● Task to complete
The response must consist of each line in the listing that has the word "title" in it.

● Source records
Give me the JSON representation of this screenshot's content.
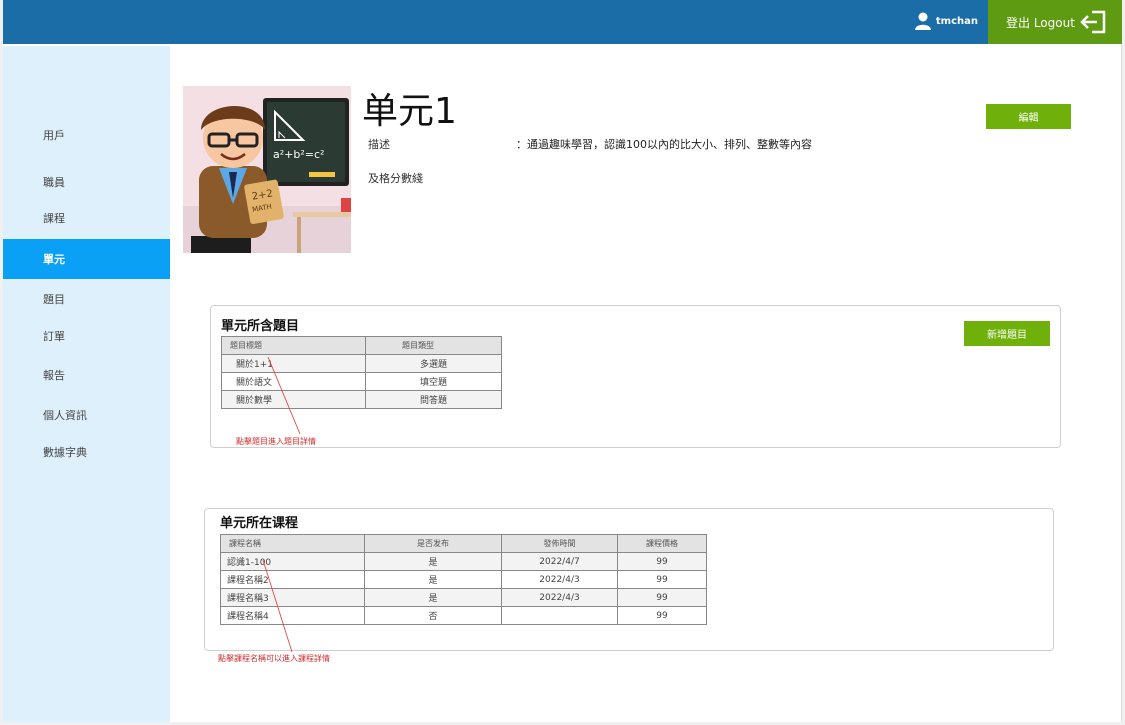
{
  "header": {
    "username": "tmchan",
    "logout_label": "登出 Logout"
  },
  "sidebar": {
    "items": [
      {
        "label": "用戶"
      },
      {
        "label": "職員"
      },
      {
        "label": "課程"
      },
      {
        "label": "單元"
      },
      {
        "label": "題目"
      },
      {
        "label": "訂單"
      },
      {
        "label": "報告"
      },
      {
        "label": "個人資訊"
      },
      {
        "label": "數據字典"
      }
    ],
    "active": "單元"
  },
  "unit": {
    "title": "单元1",
    "edit_label": "編輯",
    "desc_label": "描述",
    "desc_text": "：通過趣味學習，認識100以內的比大小、排列、整數等內容",
    "desc_line2": "及格分數綫"
  },
  "questions_panel": {
    "title": "單元所含題目",
    "add_label": "新增題目",
    "headers": [
      "題目標題",
      "題目類型"
    ],
    "rows": [
      [
        "關於1+1",
        "多選題"
      ],
      [
        "關於語文",
        "填空題"
      ],
      [
        "關於數學",
        "問答題"
      ]
    ],
    "note": "點擊題目進入題目詳情"
  },
  "courses_panel": {
    "title": "单元所在课程",
    "headers": [
      "課程名稱",
      "是否发布",
      "發佈時間",
      "課程價格"
    ],
    "rows": [
      [
        "認識1-100",
        "是",
        "2022/4/7",
        "99"
      ],
      [
        "課程名稱2",
        "是",
        "2022/4/3",
        "99"
      ],
      [
        "課程名稱3",
        "是",
        "2022/4/3",
        "99"
      ],
      [
        "課程名稱4",
        "否",
        "",
        "99"
      ]
    ],
    "note": "點擊課程名稱可以進入課程詳情"
  },
  "avatar_art": {
    "board_text_1": "a²+b²=c²",
    "book_text_1": "2+2",
    "book_text_2": "MATH"
  }
}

● Reply
    "title": "单元1",
    "title": "單元所含題目",
    "title": "单元所在课程",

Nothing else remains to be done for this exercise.